Items from an interface collection
<<<<
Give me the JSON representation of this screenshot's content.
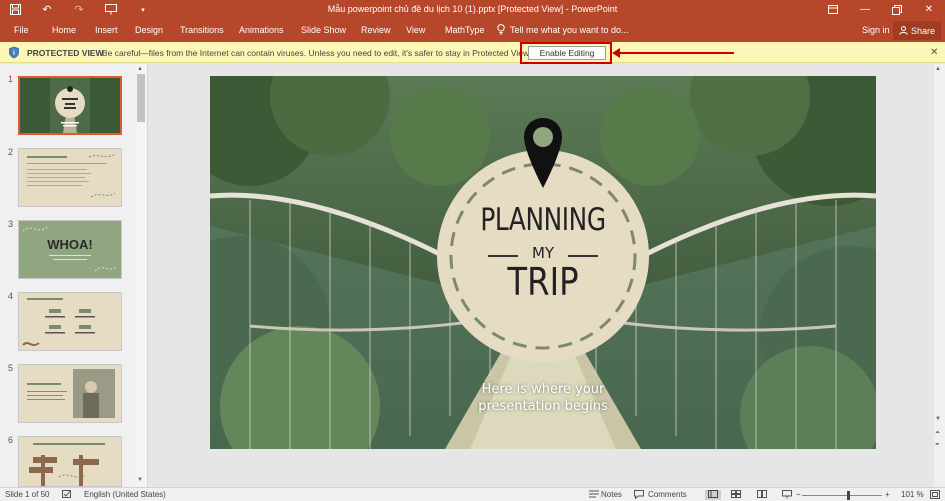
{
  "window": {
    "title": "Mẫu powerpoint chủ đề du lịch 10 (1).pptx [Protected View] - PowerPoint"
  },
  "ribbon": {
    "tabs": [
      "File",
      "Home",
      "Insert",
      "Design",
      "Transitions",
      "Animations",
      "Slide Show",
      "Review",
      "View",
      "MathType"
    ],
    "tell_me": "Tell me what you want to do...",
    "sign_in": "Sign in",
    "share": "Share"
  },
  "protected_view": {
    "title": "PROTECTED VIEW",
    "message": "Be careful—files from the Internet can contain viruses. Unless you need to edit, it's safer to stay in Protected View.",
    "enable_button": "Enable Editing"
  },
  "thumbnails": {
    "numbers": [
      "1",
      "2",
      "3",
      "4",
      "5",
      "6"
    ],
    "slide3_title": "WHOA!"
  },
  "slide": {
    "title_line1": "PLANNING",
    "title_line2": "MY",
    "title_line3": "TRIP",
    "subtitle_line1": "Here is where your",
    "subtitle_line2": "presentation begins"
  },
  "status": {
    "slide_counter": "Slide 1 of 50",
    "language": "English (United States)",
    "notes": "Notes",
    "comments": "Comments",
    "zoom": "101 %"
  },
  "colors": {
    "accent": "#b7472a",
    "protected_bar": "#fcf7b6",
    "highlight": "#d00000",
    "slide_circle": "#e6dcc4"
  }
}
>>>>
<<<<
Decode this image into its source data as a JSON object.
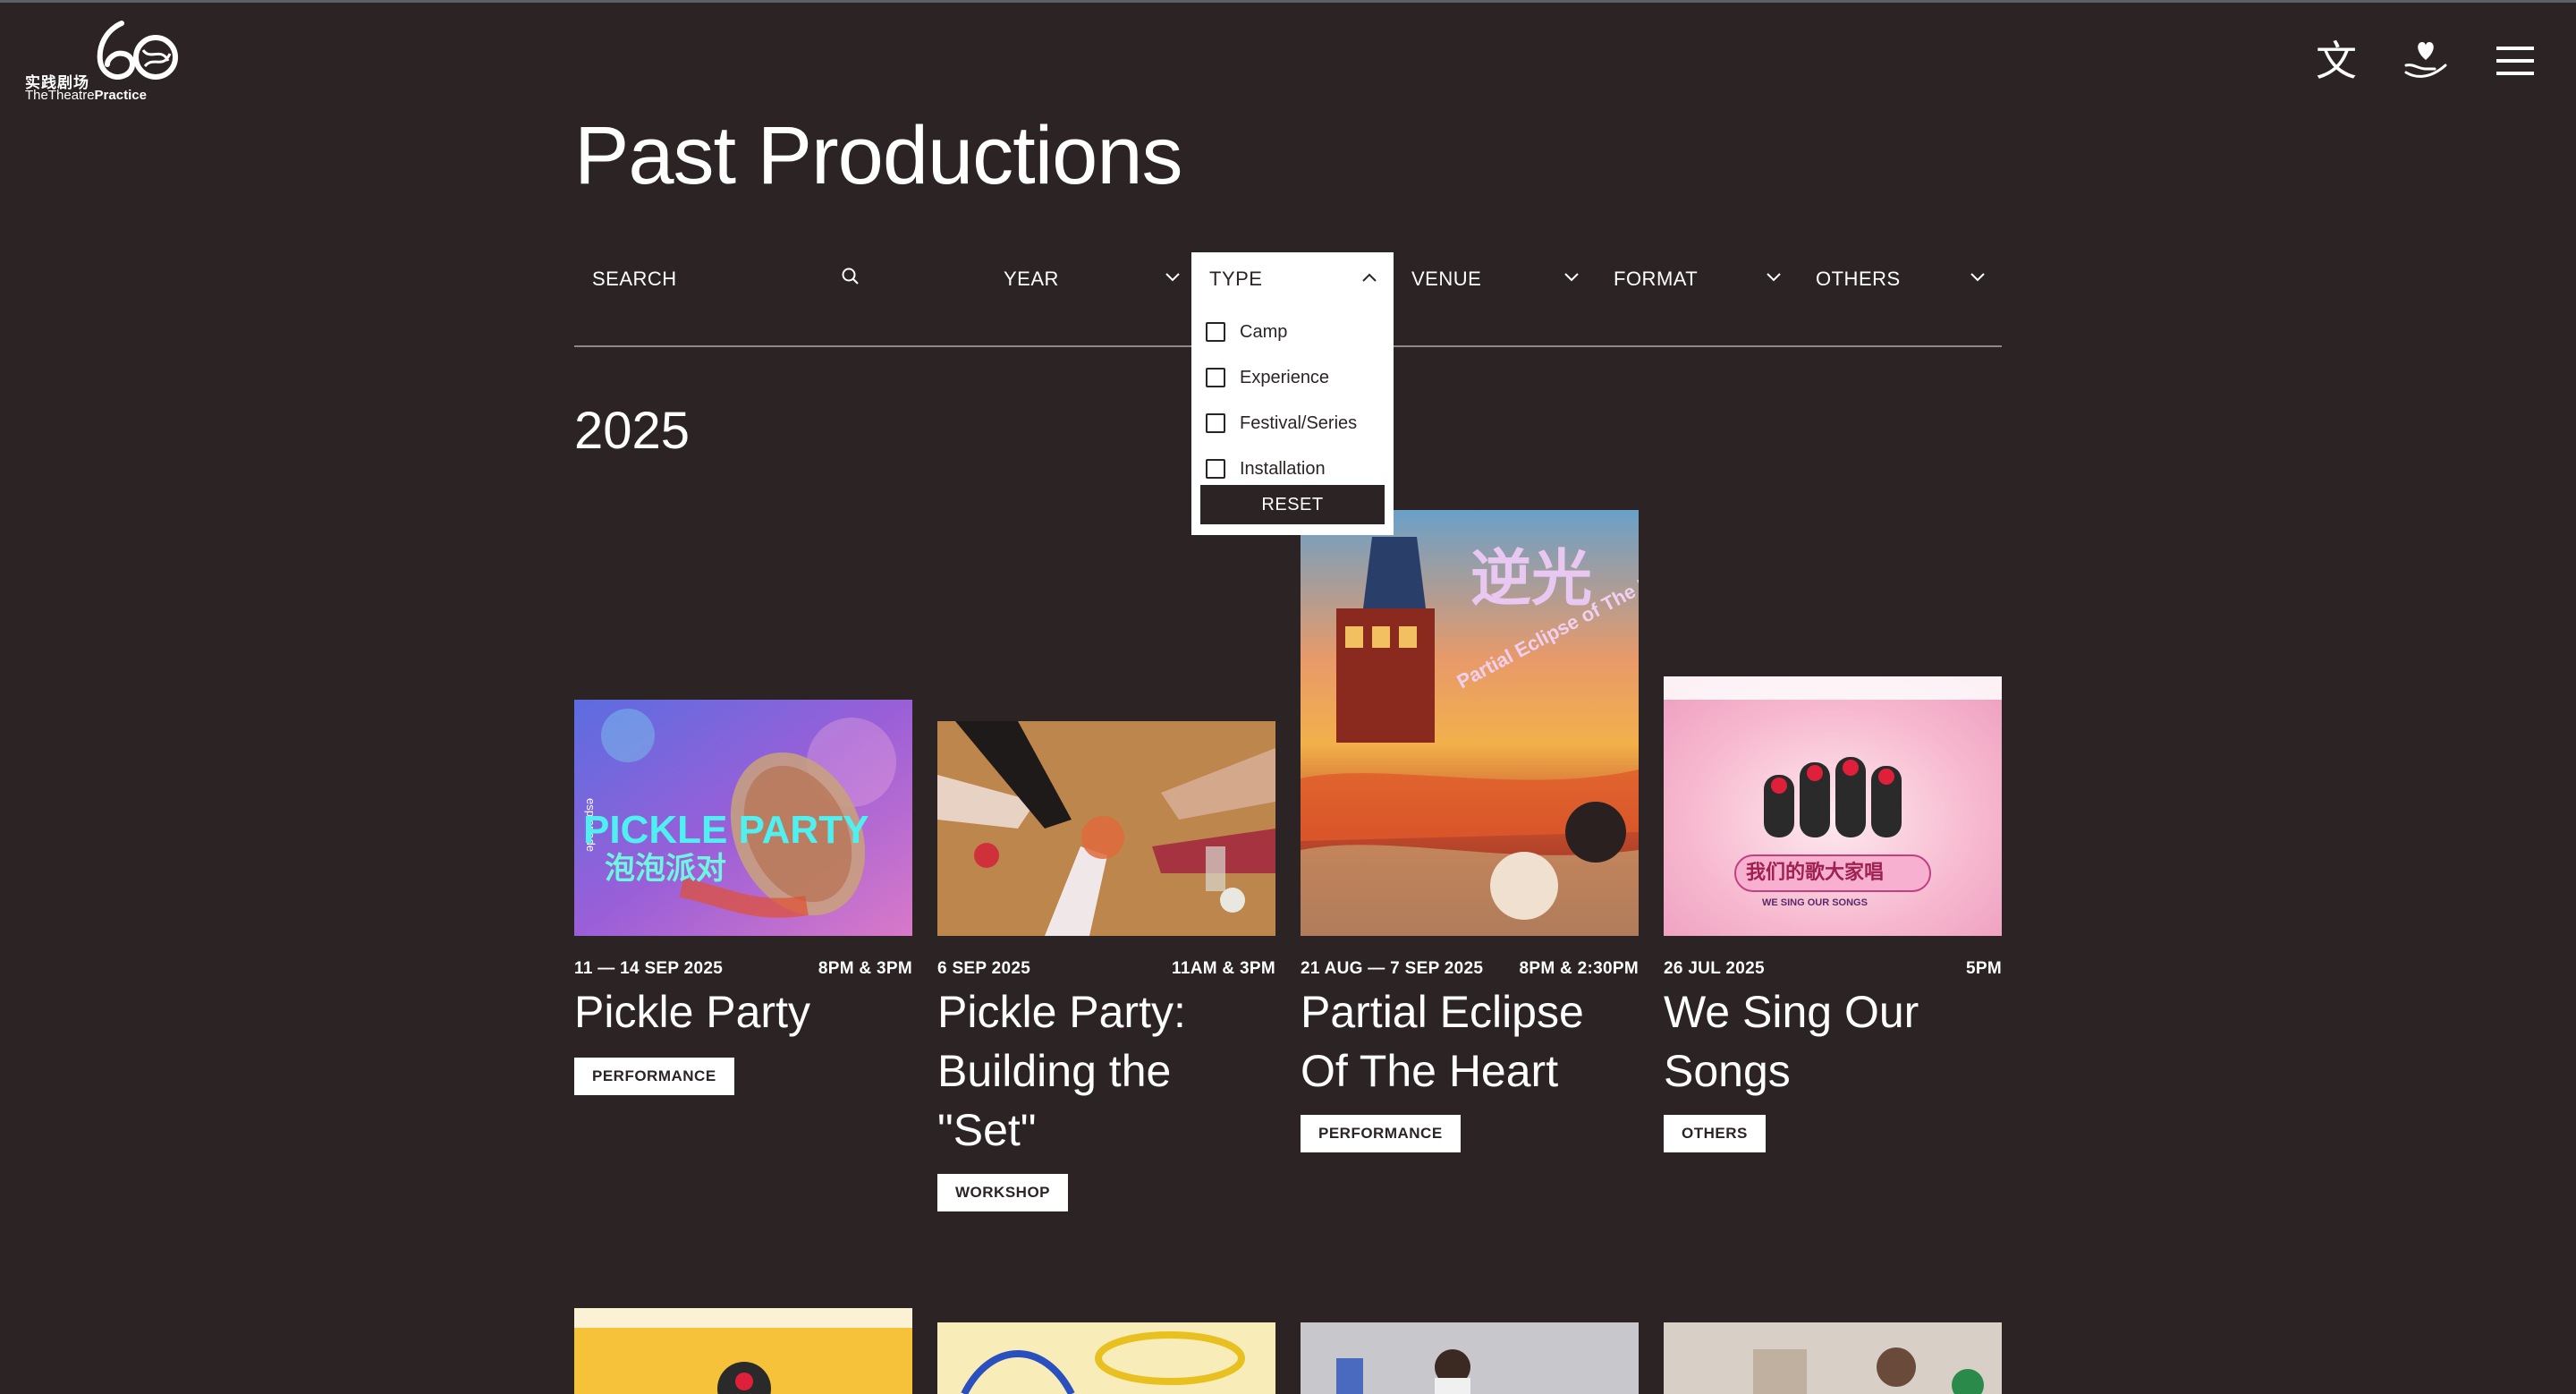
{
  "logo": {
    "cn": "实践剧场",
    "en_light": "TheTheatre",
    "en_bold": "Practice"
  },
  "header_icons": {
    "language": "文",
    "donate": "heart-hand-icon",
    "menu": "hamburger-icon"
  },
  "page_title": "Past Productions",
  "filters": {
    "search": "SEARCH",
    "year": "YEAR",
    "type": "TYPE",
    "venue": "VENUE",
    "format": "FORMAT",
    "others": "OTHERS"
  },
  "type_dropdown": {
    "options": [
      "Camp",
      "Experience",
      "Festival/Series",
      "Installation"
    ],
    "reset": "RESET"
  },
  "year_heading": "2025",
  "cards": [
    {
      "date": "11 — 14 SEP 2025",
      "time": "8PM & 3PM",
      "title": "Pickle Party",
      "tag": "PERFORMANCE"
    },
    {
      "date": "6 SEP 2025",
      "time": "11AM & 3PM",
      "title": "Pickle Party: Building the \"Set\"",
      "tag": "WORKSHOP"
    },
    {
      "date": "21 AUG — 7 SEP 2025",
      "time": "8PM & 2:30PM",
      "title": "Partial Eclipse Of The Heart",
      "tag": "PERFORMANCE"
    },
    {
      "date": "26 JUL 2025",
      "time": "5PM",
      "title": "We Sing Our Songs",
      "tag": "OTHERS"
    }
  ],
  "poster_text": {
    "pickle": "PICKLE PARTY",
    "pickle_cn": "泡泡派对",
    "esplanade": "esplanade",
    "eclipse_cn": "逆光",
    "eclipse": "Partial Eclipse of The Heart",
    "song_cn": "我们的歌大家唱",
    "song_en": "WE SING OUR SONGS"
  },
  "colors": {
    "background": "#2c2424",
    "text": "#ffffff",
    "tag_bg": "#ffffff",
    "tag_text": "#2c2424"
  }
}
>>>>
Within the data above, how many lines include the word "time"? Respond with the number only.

4